Fed-batch Culture- Definition, Principle, Process, Types, Applications, Limitations

Fed-batch culture is a semi-continuous bioprocess that involves the periodic or continuous addition of nutrients to a bioreactor, while the products are harvested only at the end of the process. It is a modification of batch culture, where all the substrates are added at the beginning of the fermentation and no nutrients are added during the process. Fed-batch culture is widely used in industrial applications because it offers several advantages over batch and continuous cultures, such as:

  • It extends the productive duration of the culture by providing fresh nutrients and avoiding substrate depletion or inhibition.
  • It can be used to switch genes on or off by changing the substrate concentration or composition, which can affect the expression of desired products.
  • It can be manipulated for maximum productivity using different feeding strategies, such as discontinuous or continuous feeding, fixed or variable volume, and feedback control.
  • It can achieve high cell densities and high product yields by limiting the growth rate and avoiding catabolite repression or Crabtree effect.

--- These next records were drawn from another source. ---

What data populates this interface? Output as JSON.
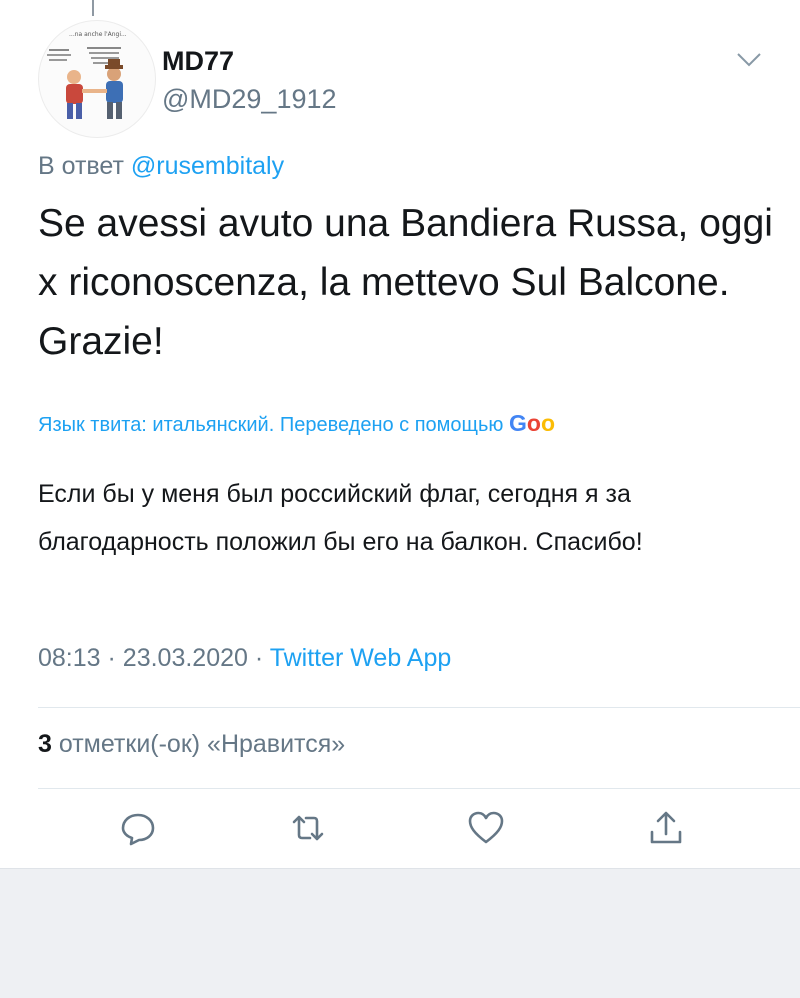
{
  "author": {
    "display_name": "MD77",
    "handle": "@MD29_1912",
    "avatar_icon": "cartoon-avatar-icon",
    "avatar_caption": "...na anche l'Angi..."
  },
  "reply": {
    "prefix": "В ответ",
    "mention": "@rusembitaly"
  },
  "tweet": {
    "text": "Se avessi avuto una Bandiera Russa, oggi x riconoscenza, la mettevo Sul Balcone. Grazie!"
  },
  "translation": {
    "notice": "Язык твита: итальянский. Переведено с помощью",
    "brand": "Goo",
    "text": "Если бы у меня был российский флаг, сегодня я за благодарность положил бы его на балкон. Спасибо!"
  },
  "meta": {
    "time": "08:13",
    "date": "23.03.2020",
    "separator": "·",
    "app": "Twitter Web App"
  },
  "likes": {
    "count": "3",
    "label": "отметки(-ок) «Нравится»"
  },
  "actions": [
    {
      "icon": "reply-icon"
    },
    {
      "icon": "retweet-icon"
    },
    {
      "icon": "like-heart-icon"
    },
    {
      "icon": "share-icon"
    }
  ],
  "colors": {
    "accent": "#1da1f2",
    "secondary_text": "#657786",
    "primary_text": "#14171a",
    "background": "#eef0f3"
  }
}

  • It can reduce the broth viscosity and water loss by evaporation by adding concentrated or gaseous substrates.
  • It can reduce the equipment footprint and operational costs by using smaller bioreactors and less medium compared to batch or fed-batch processes.

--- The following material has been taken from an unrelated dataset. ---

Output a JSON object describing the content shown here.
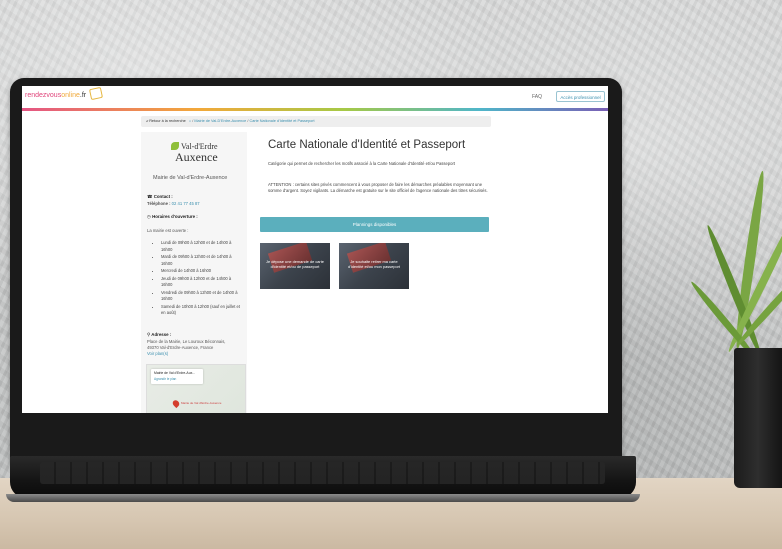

Fed-batch culture is suitable for bioprocesses that aim for high biomass density or high product yield, especially when the desired product is positively correlated with microbial growth. It is also useful for bioprocesses that involve substrate inhibition, metabolic regulation, or gene expression control. Some examples of products produced by fed-batch culture are antibiotics, enzymes, amino acids, organic acids, vaccines, and recombinant proteins.